The study demonstrates that CBC materials are a highly effective means of transferring knowledge and influencing readers' intention to act in positive ways. The study also confirms that the materials are regarded as easy to read and relevant to the lives of teenage readers.

The general findings of this study are consistent across all the booklet formats studied. Statistical data yielded similar findings for all racial groups included in the study and across all other demographic variables that were identified.

The study did reveal some differences in the extent to which participants intended to change their behavior in positive ways. Generally speaking, the amount of increase reported in participants' intention to act was proportional to the amount of knowledge about the topic in question reported in pre-surveys: Those readers who had the least prior knowledge of a given topic reported the greatest increase in their intention to act; those with the most prior knowledge had the smallest increase.

These findings are consistent with the stages-of-change behavioral model, which holds that people pass through several distinct stages on their way toward behavior change. Different types and levels of intervention are required at each of these stages. As people progress along the continuum of change, it may become more difficult to measure the smaller, incremental gains in knowledge and changes in attitudes that accumulate to move individuals into new stages of change. In the later stages, repeated and multifaceted exposure to information and motivation is required to overcome resistance and continue progress toward the ultimate goal of adoption of a new behavior. Thus, the impact of a booklet will be greatest on those who possess the lowest preexisting level of information and motivation.

The Channing Bete Company, Inc., recognizes the importance of providing effective educational materials to its customers and readers.
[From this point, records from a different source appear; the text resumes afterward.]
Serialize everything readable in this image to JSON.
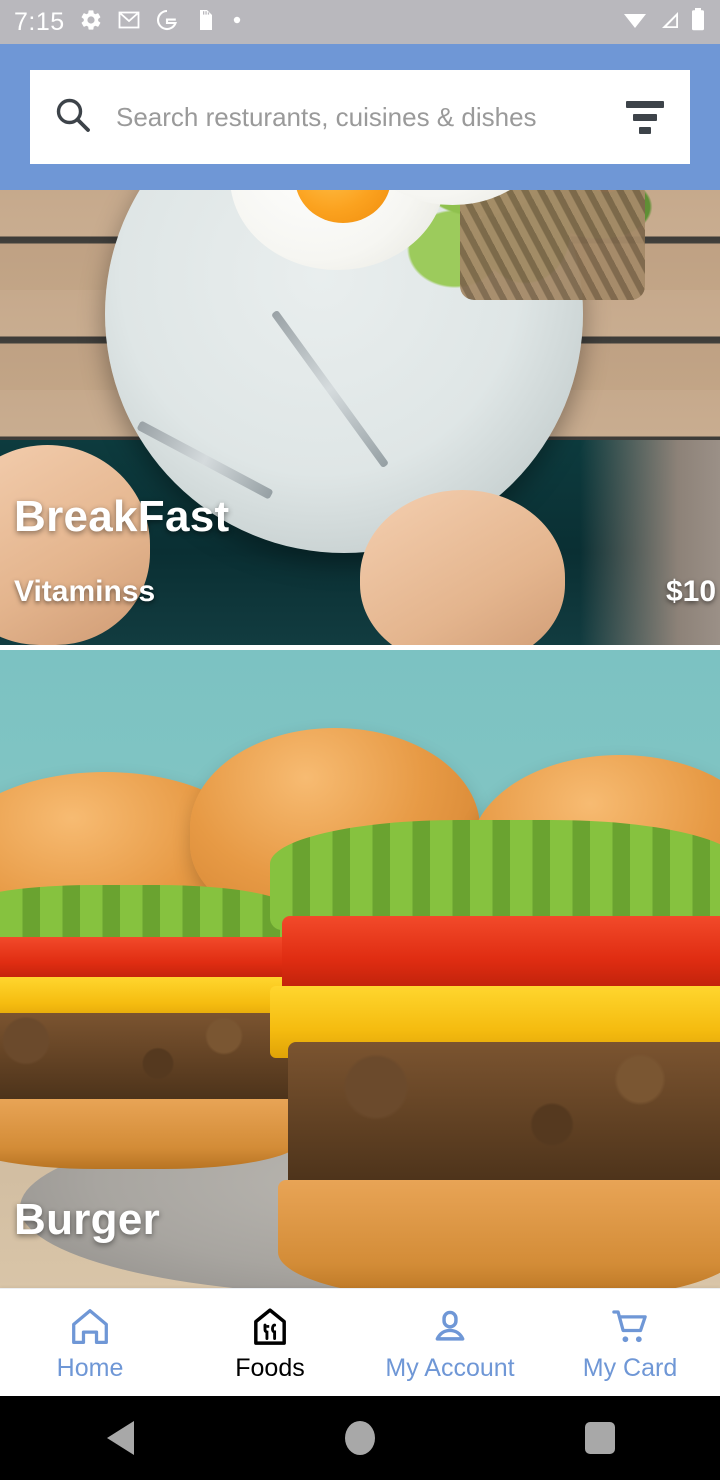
{
  "status_bar": {
    "time": "7:15",
    "left_icons": [
      "gear-icon",
      "gmail-icon",
      "google-icon",
      "sd-card-icon",
      "dot-icon"
    ],
    "right_icons": [
      "wifi-icon",
      "cellular-signal-icon",
      "battery-icon"
    ]
  },
  "header": {
    "background_color": "#6f97d6",
    "search": {
      "placeholder": "Search resturants, cuisines & dishes",
      "value": "",
      "search_icon": "search-icon",
      "filter_icon": "filter-list-icon"
    }
  },
  "cards": [
    {
      "title": "BreakFast",
      "subtitle": "Vitaminss",
      "price": "$10",
      "image_alt": "fried eggs with greens and sausages on a plate"
    },
    {
      "title": "Burger",
      "subtitle": "",
      "price": "",
      "image_alt": "veggie burger with lettuce tomato and cheese"
    }
  ],
  "tab_bar": {
    "active_color": "#000000",
    "inactive_color": "#6f97d6",
    "tabs": [
      {
        "label": "Home",
        "icon": "home-icon",
        "active": false
      },
      {
        "label": "Foods",
        "icon": "restaurant-icon",
        "active": true
      },
      {
        "label": "My Account",
        "icon": "person-icon",
        "active": false
      },
      {
        "label": "My Card",
        "icon": "shopping-cart-icon",
        "active": false
      }
    ]
  },
  "android_nav": {
    "back": "back-triangle-icon",
    "home": "home-circle-icon",
    "recents": "recents-square-icon"
  }
}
The Product Effectiveness Study with In-School Teenagers is part of CBC's ongoing efforts to test and ensure the effectiveness of its educational materials.